Motown Records was the name of a record label that released a large number of pop hits during the ’60s. The headquarters was located in Detroit, and many of the city’s most prominent music artists signed with Motown. Its popularity played a crucial role in integrating African Americans into mainstream music. Today the phrase “Motown Sound” refers to any song that has a distinctive soul style and pop influence.
The label had a huge level of success during the ’60s. From 1961 to 1971 it released over 100 tracks that reached the top 10. Motown controlled several other labels such as Tamla, Soul and Gordy. These smaller labels signed up even more big acts including the Jackson 5 and The Velvelettes.
- Four Tops
- Marvin Gaye
- Gladys Knight & the Pips
- The Supremes
- The Temptations
- Stevie Wonder
Network television helped country artists gain exposure to the general public. This decade saw the rise of the “Nashville Sound”, which included string sections, crooning leads, background vocals and high production values. The style started in the ’50s as a response to rock and roll but gained much more prominence in the ’60s.
One of the biggest country stars of the period was Johnny Cash, AKA “The Man In Black”. Cash merged country with blues and gospel. His lyrics would often discuss social issues and deal with dark subjects. The live albums he recorded at Folsom Prison and San Quentin became major hits. Cash is now considered by several music historians to be the greatest country singer of all time.
- Jim Reeves
- Eddy Arnold
- Ray Price
- Patsy Cline
- Floyd Cramer
- Roger Miller
The Hippy Movement
The ’60s was a time of social turmoil for the United States of America. The civil rights movement and its success led to an increase in political protests. The general public mostly resented the Vietnam War. Because of this, a widespread peace movement began to grow.

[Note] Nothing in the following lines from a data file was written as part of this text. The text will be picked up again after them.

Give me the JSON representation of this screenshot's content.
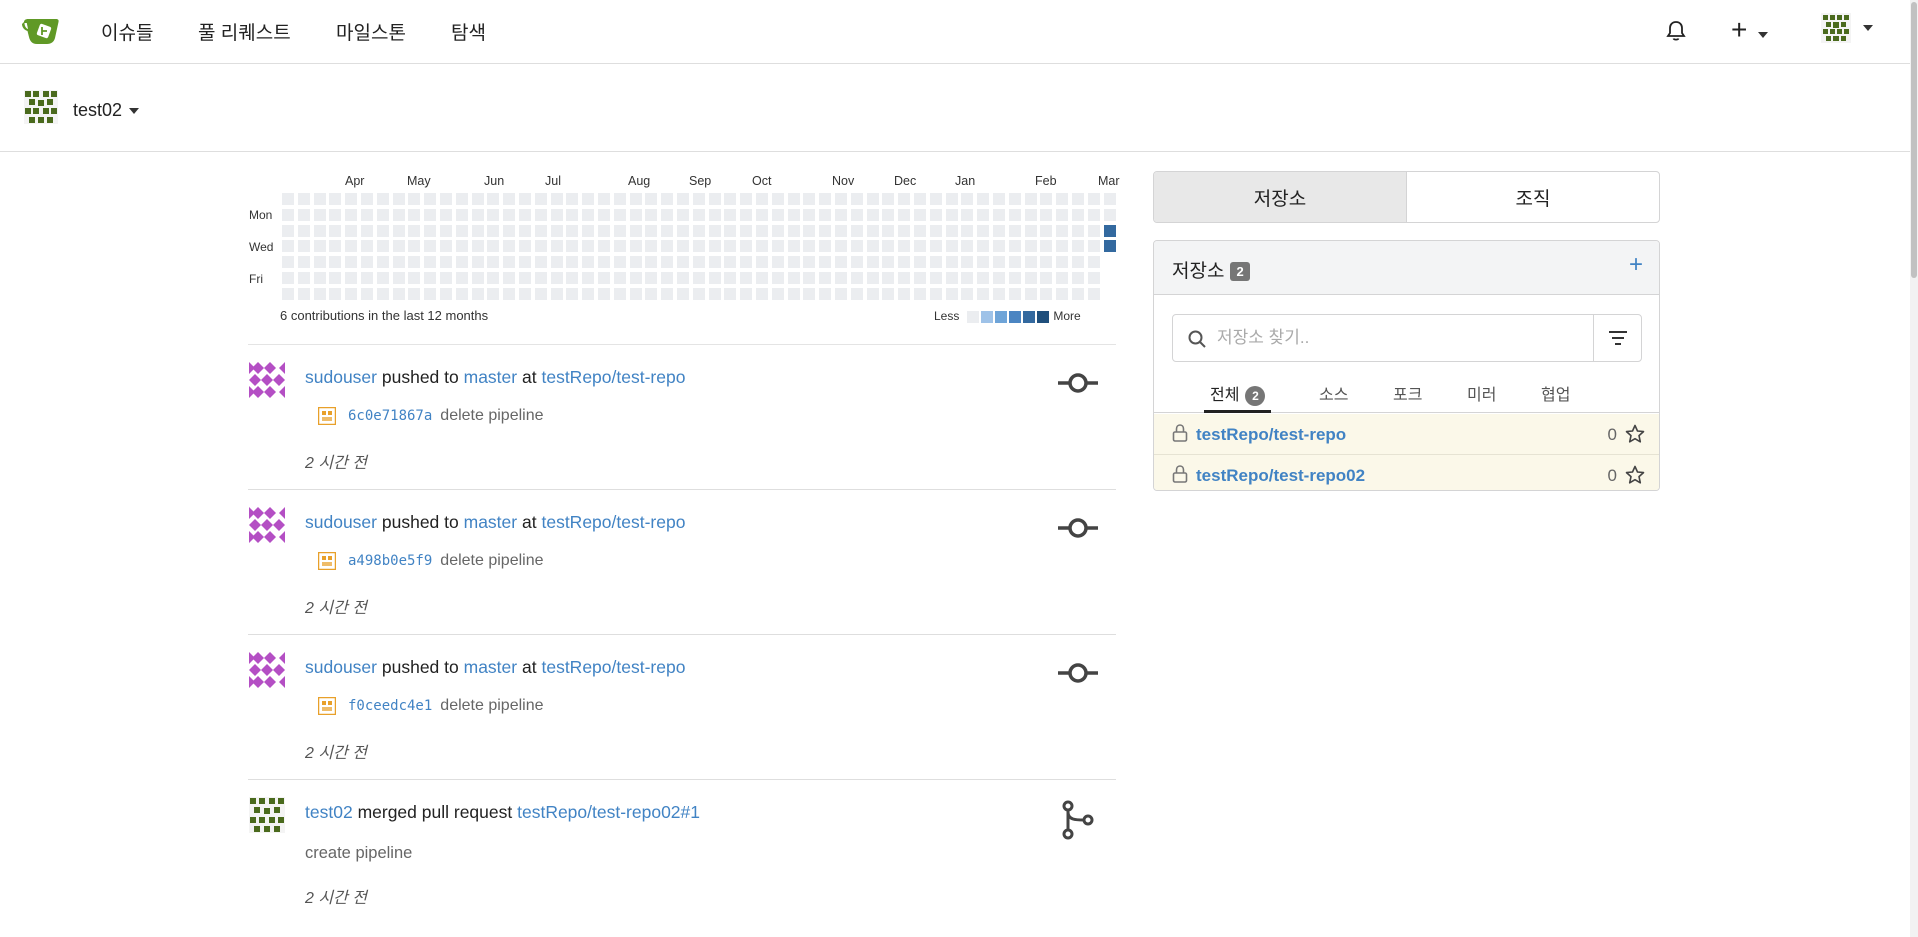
{
  "nav": {
    "items": [
      "이슈들",
      "풀 리퀘스트",
      "마일스톤",
      "탐색"
    ],
    "plus_label": "+"
  },
  "context": {
    "name": "test02"
  },
  "heatmap": {
    "months": [
      "Apr",
      "May",
      "Jun",
      "Jul",
      "Aug",
      "Sep",
      "Oct",
      "Nov",
      "Dec",
      "Jan",
      "Feb",
      "Mar"
    ],
    "days": [
      "Mon",
      "Wed",
      "Fri"
    ],
    "summary": "6 contributions in the last 12 months",
    "less": "Less",
    "more": "More",
    "colors": [
      "#ebedf0",
      "#9ec2e8",
      "#6ea4d8",
      "#4b85c2",
      "#33699f",
      "#1f4f7c"
    ]
  },
  "feed": [
    {
      "type": "push",
      "user": "sudouser",
      "verb": "pushed to",
      "branch": "master",
      "at": "at",
      "repo": "testRepo/test-repo",
      "sha": "6c0e71867a",
      "message": "delete pipeline",
      "time": "2 시간 전"
    },
    {
      "type": "push",
      "user": "sudouser",
      "verb": "pushed to",
      "branch": "master",
      "at": "at",
      "repo": "testRepo/test-repo",
      "sha": "a498b0e5f9",
      "message": "delete pipeline",
      "time": "2 시간 전"
    },
    {
      "type": "push",
      "user": "sudouser",
      "verb": "pushed to",
      "branch": "master",
      "at": "at",
      "repo": "testRepo/test-repo",
      "sha": "f0ceedc4e1",
      "message": "delete pipeline",
      "time": "2 시간 전"
    },
    {
      "type": "merge",
      "user": "test02",
      "verb": "merged pull request",
      "repo": "testRepo/test-repo02#1",
      "message": "create pipeline",
      "time": "2 시간 전"
    }
  ],
  "panel": {
    "tabs": [
      "저장소",
      "조직"
    ],
    "title": "저장소",
    "count": "2",
    "plus": "+",
    "search_placeholder": "저장소 찾기..",
    "subtabs": [
      "전체",
      "소스",
      "포크",
      "미러",
      "협업"
    ],
    "all_count": "2",
    "repos": [
      {
        "name": "testRepo/test-repo",
        "stars": "0"
      },
      {
        "name": "testRepo/test-repo02",
        "stars": "0"
      }
    ]
  }
}
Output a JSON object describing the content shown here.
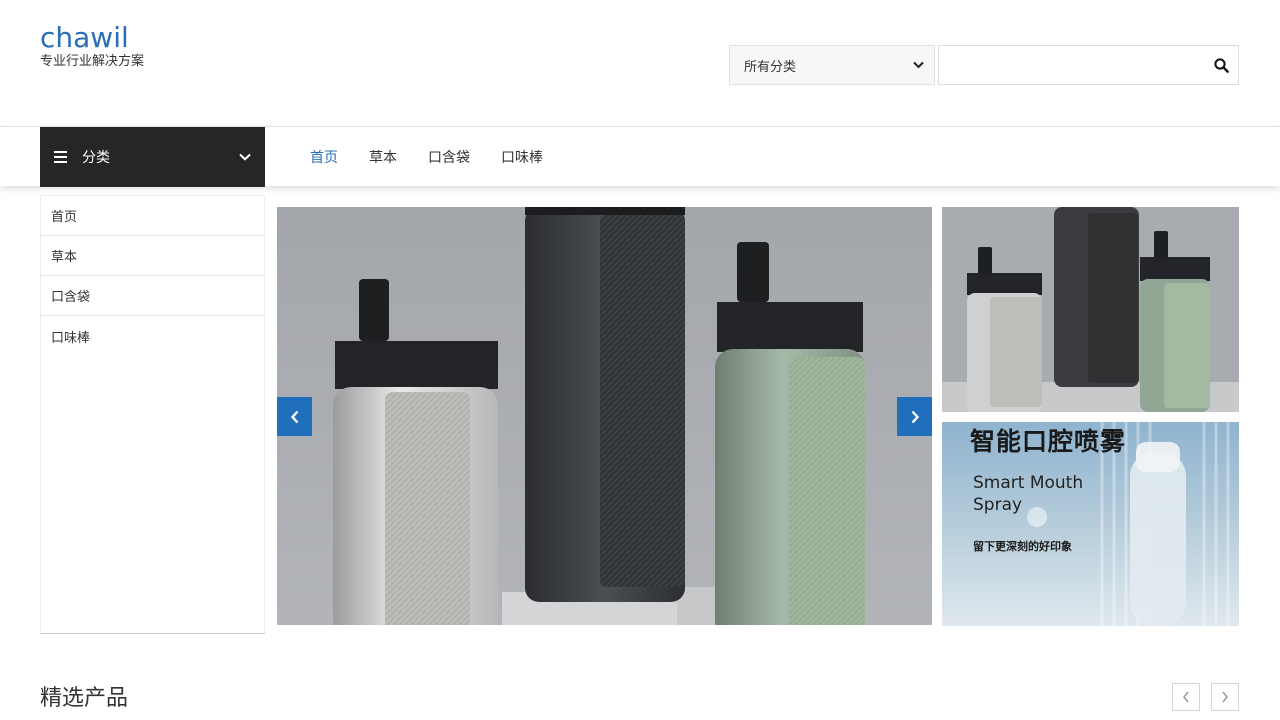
{
  "brand": {
    "name": "chawil",
    "tagline": "专业行业解决方案"
  },
  "search": {
    "category_selected": "所有分类",
    "input_value": "",
    "placeholder": ""
  },
  "nav": {
    "categories_toggle_label": "分类",
    "links": [
      {
        "label": "首页",
        "active": true
      },
      {
        "label": "草本",
        "active": false
      },
      {
        "label": "口含袋",
        "active": false
      },
      {
        "label": "口味棒",
        "active": false
      }
    ]
  },
  "sidebar": {
    "items": [
      {
        "label": "首页"
      },
      {
        "label": "草本"
      },
      {
        "label": "口含袋"
      },
      {
        "label": "口味棒"
      }
    ]
  },
  "banner_side": {
    "title_cn": "智能口腔喷雾",
    "title_en": "Smart Mouth Spray",
    "tagline": "留下更深刻的好印象"
  },
  "featured": {
    "title": "精选产品"
  },
  "colors": {
    "brand": "#2a6fb5",
    "category_bar": "#262626",
    "slider_arrow": "#1f6fbd"
  }
}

People belonging to this movement were colloquially called “hippies”. Bands started to create music that would appeal to members of this subculture. Psychedelic music was developed as a result. Songs of this type were often influenced by the taking of illicit drugs such as LSD. Their lyrics tended to be either political or surreal. In 1969, Woodstock, the most significant hippy music festival of all time took place. It featured some of the biggest acts of the decade.
- Scott Mckenzie

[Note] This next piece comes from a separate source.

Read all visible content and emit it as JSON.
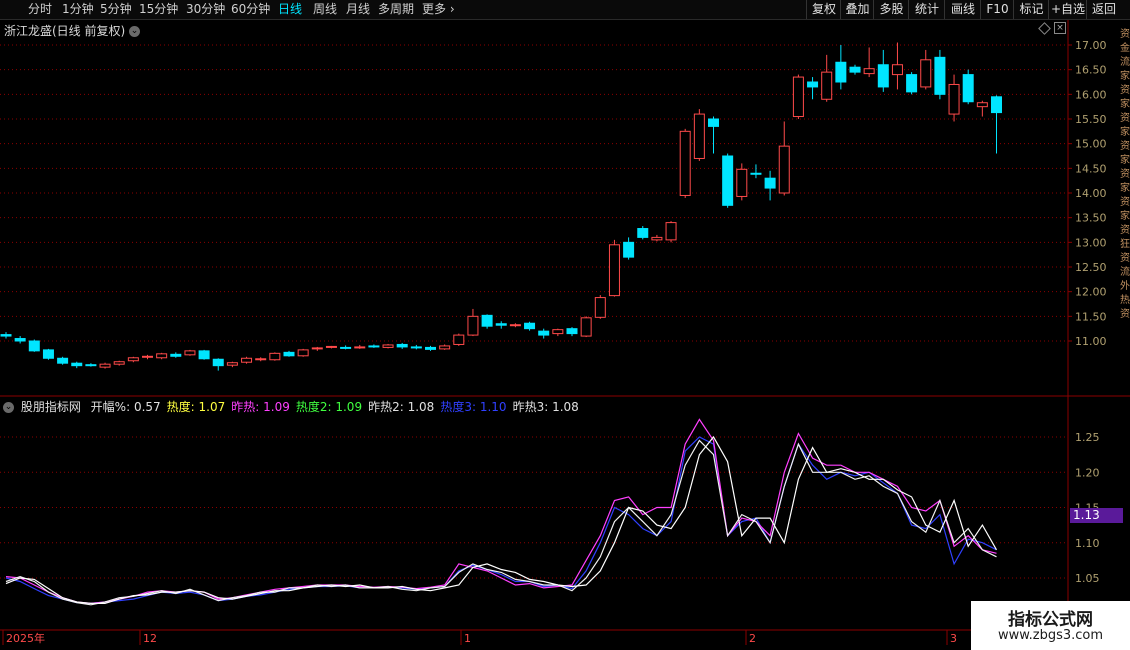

- Bob Dylan
- The Byrds
- Crosby, Stills, Nash and Young
- Simon and Garfunkel
- Peter, Paul and Mary